Exercise prompt ->
Count each line below that has the word "magentoadmin" in it, and give only the total.

[Saved entries]
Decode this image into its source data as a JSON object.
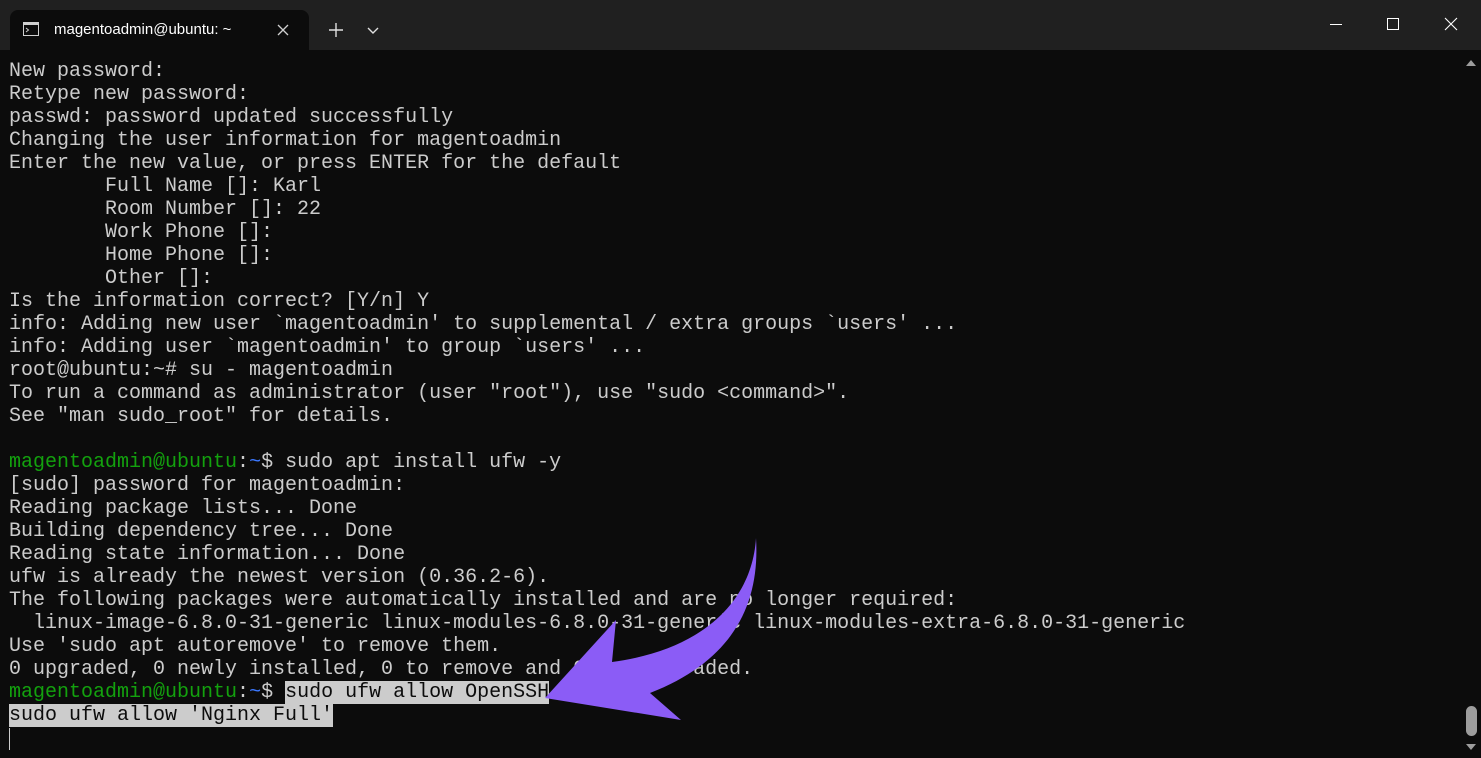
{
  "window": {
    "tab_title": "magentoadmin@ubuntu: ~",
    "icons": {
      "tab": "terminal-icon",
      "tab_close": "close-icon",
      "new_tab": "plus-icon",
      "dropdown": "chevron-down-icon",
      "minimize": "minimize-icon",
      "maximize": "maximize-icon",
      "close": "close-icon"
    }
  },
  "colors": {
    "background": "#0c0c0c",
    "text": "#cccccc",
    "prompt_user": "#13a10e",
    "prompt_path": "#3b78ff",
    "selection": "#cccccc",
    "annotation_arrow": "#8b5cf6"
  },
  "terminal": {
    "lines": [
      "New password:",
      "Retype new password:",
      "passwd: password updated successfully",
      "Changing the user information for magentoadmin",
      "Enter the new value, or press ENTER for the default",
      "        Full Name []: Karl",
      "        Room Number []: 22",
      "        Work Phone []:",
      "        Home Phone []:",
      "        Other []:",
      "Is the information correct? [Y/n] Y",
      "info: Adding new user `magentoadmin' to supplemental / extra groups `users' ...",
      "info: Adding user `magentoadmin' to group `users' ...",
      "root@ubuntu:~# su - magentoadmin",
      "To run a command as administrator (user \"root\"), use \"sudo <command>\".",
      "See \"man sudo_root\" for details.",
      ""
    ],
    "prompt1": {
      "user": "magentoadmin@ubuntu",
      "colon": ":",
      "path": "~",
      "symbol": "$ ",
      "command": "sudo apt install ufw -y"
    },
    "output": [
      "[sudo] password for magentoadmin:",
      "Reading package lists... Done",
      "Building dependency tree... Done",
      "Reading state information... Done",
      "ufw is already the newest version (0.36.2-6).",
      "The following packages were automatically installed and are no longer required:",
      "  linux-image-6.8.0-31-generic linux-modules-6.8.0-31-generic linux-modules-extra-6.8.0-31-generic",
      "Use 'sudo apt autoremove' to remove them.",
      "0 upgraded, 0 newly installed, 0 to remove and 0 not upgraded."
    ],
    "prompt2": {
      "user": "magentoadmin@ubuntu",
      "colon": ":",
      "path": "~",
      "symbol": "$ ",
      "command": "sudo ufw allow OpenSSH"
    },
    "selected_line": "sudo ufw allow 'Nginx Full'"
  }
}
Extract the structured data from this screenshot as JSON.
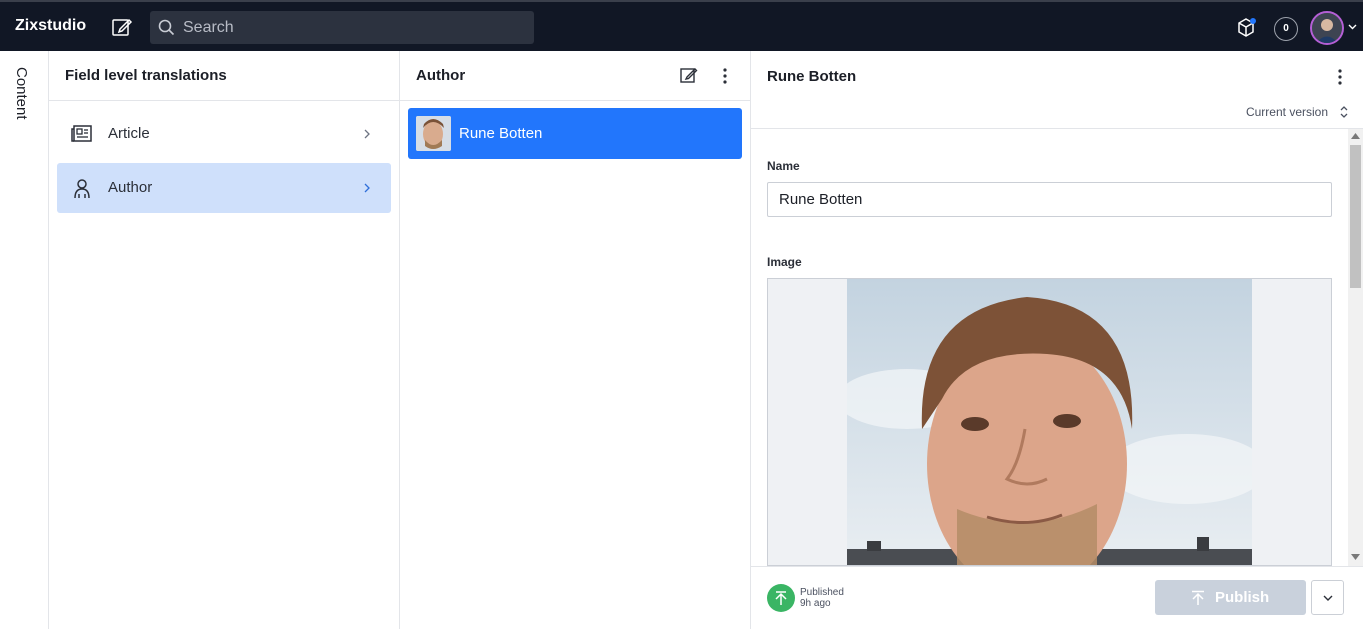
{
  "app": {
    "brand": "Zixstudio"
  },
  "search": {
    "placeholder": "Search"
  },
  "topbar": {
    "notifications_count": "0"
  },
  "rail": {
    "label": "Content"
  },
  "pane1": {
    "title": "Field level translations",
    "items": [
      {
        "label": "Article",
        "icon": "newspaper-icon",
        "active": false
      },
      {
        "label": "Author",
        "icon": "user-icon",
        "active": true
      }
    ]
  },
  "pane2": {
    "title": "Author",
    "documents": [
      {
        "label": "Rune Botten",
        "selected": true
      }
    ]
  },
  "pane3": {
    "title": "Rune Botten",
    "version_label": "Current version",
    "fields": {
      "name_label": "Name",
      "name_value": "Rune Botten",
      "image_label": "Image"
    },
    "footer": {
      "status": "Published",
      "status_time": "9h ago",
      "publish_label": "Publish"
    }
  },
  "colors": {
    "accent": "#2276fc",
    "topbar": "#111725",
    "selected_bg": "#cfe0fb",
    "published": "#3ab564"
  }
}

Exercise answer ->
8